New York City’s famed ‘21’ Club has been home to mobsters, movie stars and New York’s elite over the decades. The club created an updated alternative to the standard beer cocktail. The Lucky Lady has one more unique ingredient besides beer: lobster stock. It’s topped with Victory Brewing Company’s Prima Pils.


  • 2 oz. Victory Prima Pils
  • 2 oz. Lobster Stock
  • 1 ½ oz. Bootlegger Vodka
  • 1 ½ oz. Tomato Juice
  • ¾ oz. Lemon Juice
  • ½ oz. Worcestershire Sauce
  • 4 dashes Tobasco
  • 5 grinds Pepper
  • 5 grinds Salt


  1. Combine all ingredients, except beer, in a mixing glass. Add ice and shake vigorously.
  2. Strain over fresh ice in a Celery Salt rimmed beer glass.
  3. Top with Victory Prima Pils.
  4. Garnish with a skewer of celery, lemon, tomato and shrimp.

Godfather James

New York’s Il Mulino Prime is an upscale steakhouse known for high quality beef and interesting and inventive cocktails. For St. Patrick’s Day, the restaurant will offer a beer cocktail called Godfather James. The drink is made with Cutty Sark Whisky, Disaronno, Guinness and fresh mint.


  • 2 oz. Cutty Sark whisky
  • 1 oz. Disaronno Originale
  • 1 can/bottle Guinness Extra Stout
  • Sprig of fresh mint for garnish

Recipe by Elvis Djesevic

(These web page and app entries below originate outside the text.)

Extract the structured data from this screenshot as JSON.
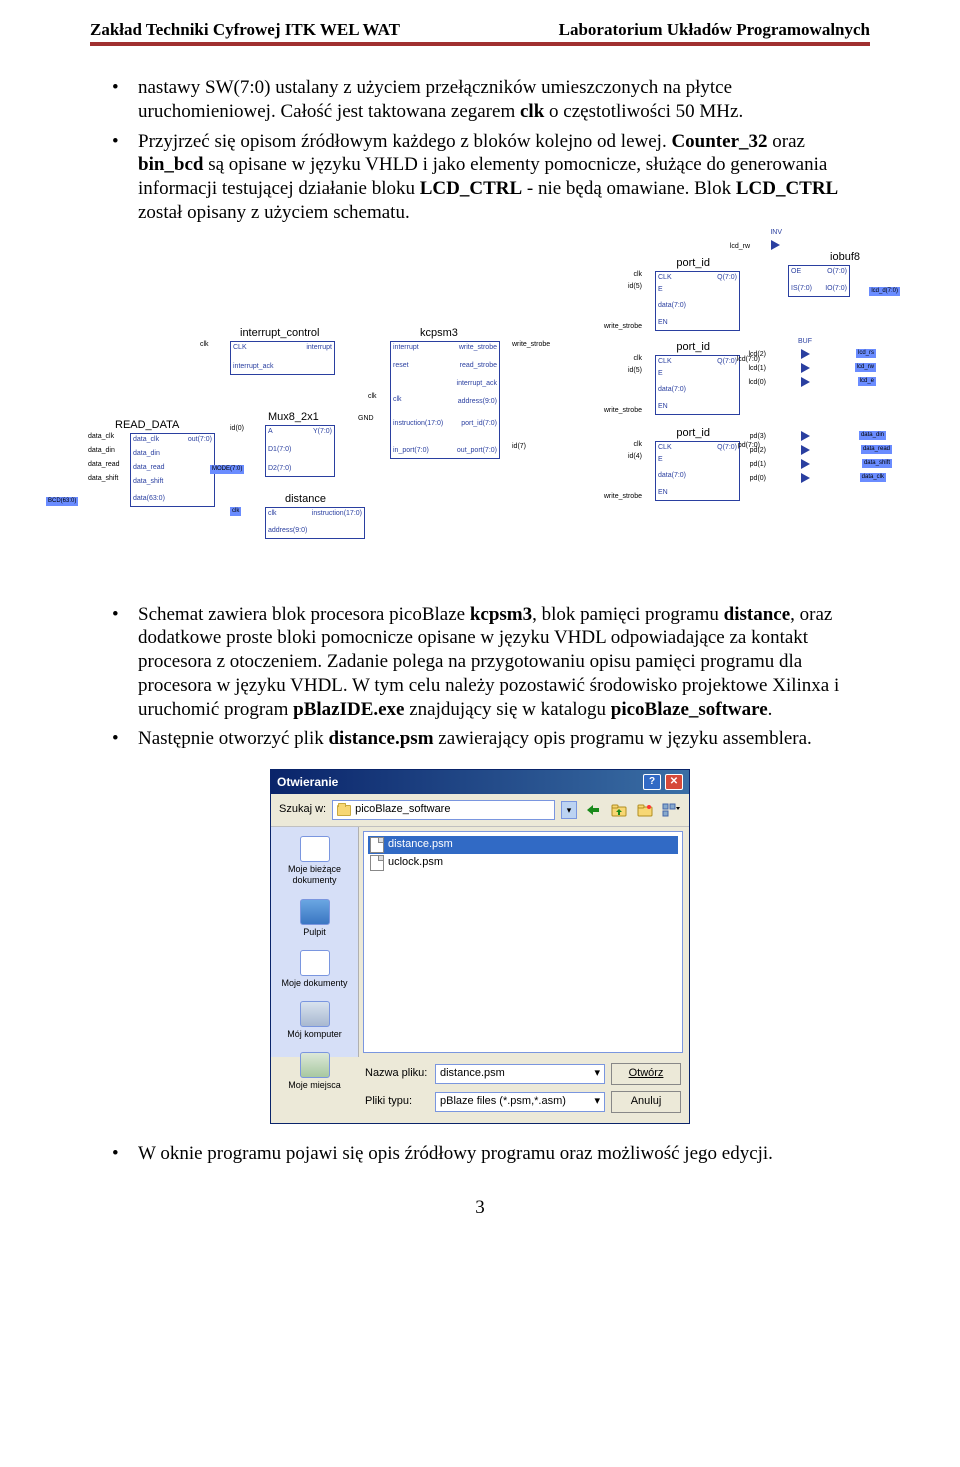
{
  "header": {
    "left": "Zakład Techniki Cyfrowej ITK WEL WAT",
    "right": "Laboratorium Układów Programowalnych"
  },
  "para1": {
    "l1_pre": "nastawy SW(7:0) ustalany z użyciem przełączników umieszczonych na płytce uruchomieniowej. Całość jest taktowana zegarem ",
    "l1_bold1": "clk",
    "l1_mid": " o częstotliwości 50 MHz."
  },
  "para2": {
    "pre": "Przyjrzeć się opisom źródłowym każdego z bloków kolejno od lewej. ",
    "b1": "Counter_32",
    "mid1": " oraz ",
    "b2": "bin_bcd",
    "mid2": " są opisane w języku VHLD i jako elementy pomocnicze, służące do generowania informacji testującej działanie bloku ",
    "b3": "LCD_CTRL",
    "mid3": " - nie będą omawiane. Blok ",
    "b4": "LCD_CTRL",
    "mid4": " został opisany z użyciem schematu."
  },
  "schematic": {
    "blocks": {
      "read_data": "READ_DATA",
      "interrupt_control": "interrupt_control",
      "mux": "Mux8_2x1",
      "kcpsm3": "kcpsm3",
      "port_id": "port_id",
      "distance": "distance",
      "iobuf8": "iobuf8"
    },
    "pins": {
      "clk": "clk",
      "id": "id",
      "id0": "id(0)",
      "id4": "id(4)",
      "id5": "id(5)",
      "id7": "id(7)",
      "data_clk": "data_clk",
      "data_din": "data_din",
      "data_read": "data_read",
      "data_shift": "data_shift",
      "out70": "out(7:0)",
      "data70": "data(7:0)",
      "data630": "data(63:0)",
      "interrupt": "interrupt",
      "interrupt_ack": "interrupt_ack",
      "reset": "reset",
      "write_strobe": "write_strobe",
      "read_strobe": "read_strobe",
      "in_port70": "in_port(7:0)",
      "out_port70": "out_port(7:0)",
      "port_id70": "port_id(7:0)",
      "instruction170": "instruction(17:0)",
      "address90": "address(9:0)",
      "A": "A",
      "Y70": "Y(7:0)",
      "D170": "D1(7:0)",
      "D270": "D2(7:0)",
      "Q70": "Q(7:0)",
      "E": "E",
      "CLK": "CLK",
      "EN": "EN",
      "OE": "OE",
      "O70": "O(7:0)",
      "IO70": "IO(7:0)",
      "IS70": "IS(7:0)",
      "lcd0": "lcd(0)",
      "lcd1": "lcd(1)",
      "lcd2": "lcd(2)",
      "lcd70": "lcd(7:0)",
      "pd0": "pd(0)",
      "pd1": "pd(1)",
      "pd2": "pd(2)",
      "pd3": "pd(3)",
      "pd70": "pd(7:0)",
      "GND": "GND",
      "BUF": "BUF",
      "INV": "INV"
    },
    "nets": {
      "lcd_rw": "lcd_rw",
      "lcd_rs": "lcd_rs",
      "lcd_e": "lcd_e",
      "lcd_d70": "lcd_d(7:0)",
      "data_din": "data_din",
      "data_read": "data_read",
      "data_shift": "data_shift",
      "data_clk": "data_clk",
      "MODE70": "MODE(7:0)",
      "BCD630": "BCD(63:0)"
    }
  },
  "para3": {
    "pre": "Schemat zawiera blok procesora picoBlaze ",
    "b1": "kcpsm3",
    "mid1": ", blok pamięci programu ",
    "b2": "distance",
    "mid2": ", oraz dodatkowe proste bloki pomocnicze opisane w języku VHDL odpowiadające za kontakt procesora z otoczeniem. Zadanie polega na przygotowaniu opisu pamięci programu dla procesora w języku VHDL. W tym celu należy pozostawić środowisko projektowe Xilinxa i uruchomić program ",
    "b3": "pBlazIDE.exe",
    "mid3": " znajdujący się w katalogu ",
    "b4": "picoBlaze_software",
    "mid4": "."
  },
  "para4": {
    "pre": "Następnie otworzyć plik ",
    "b1": "distance.psm",
    "post": " zawierający opis programu w języku assemblera."
  },
  "dialog": {
    "title": "Otwieranie",
    "lookin": "Szukaj w:",
    "folder": "picoBlaze_software",
    "files": [
      "distance.psm",
      "uclock.psm"
    ],
    "side": {
      "recent": "Moje bieżące dokumenty",
      "desktop": "Pulpit",
      "mydocs": "Moje dokumenty",
      "mycomp": "Mój komputer",
      "netplaces": "Moje miejsca"
    },
    "filename_label": "Nazwa pliku:",
    "filename_value": "distance.psm",
    "filetype_label": "Pliki typu:",
    "filetype_value": "pBlaze files (*.psm,*.asm)",
    "open_btn": "Otwórz",
    "cancel_btn": "Anuluj"
  },
  "para5": "W oknie programu pojawi się opis źródłowy programu oraz możliwość jego edycji.",
  "page_number": "3"
}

  1. Pour the whisky and Disaronno in a tall, ice-packed Pilsner glass and stir.
  2. Top with Guinness.
  3. Garnish with fresh mint leaf.

Clover Fizz

Originally located in the Hamptons, BKB is owned and run by father and son team Eric and Adam Miller. The duo’s original restaurant is the Bay Kitchen Bar. BKB opened last week and is already taking Manhattan’s Upper East Side by storm. With a cocktail, spirit and wine program to match Executive Chef Eric Miller’s authentic East Coast sea-to-table cuisine, their bartenders whipped up a cold weather beer cocktail called Clover Fizz, which speaks to their modern appreciation of old school ingredients like bitters, brandy and port. It also includes Pilsner Urquell from their draft, in a nod to the Czech heritage of their location at Bohemian National Hall.


  • 1½ oz Vida Mezcal
  • 1 oz Ruby Port
  • ½ oz clove syrup
  • ¾ oz lemon juice
  • 1 Tbsp brandied maraschino cherries
  • 2 dashes Angostura bitters
  • 1 bottle Pilsner Urquell
  • 1 Orange peel

Recipe by Artimeo Vasquez, yields one serving


  1. Muddle cherries in lemon juice.
  2. Add mezcal, port, clove syrup and bitters.
  3. Shake and strain into a Collins glass.
  4. Top with Pilsner Urquell.
  5. Garnish with an orange twist.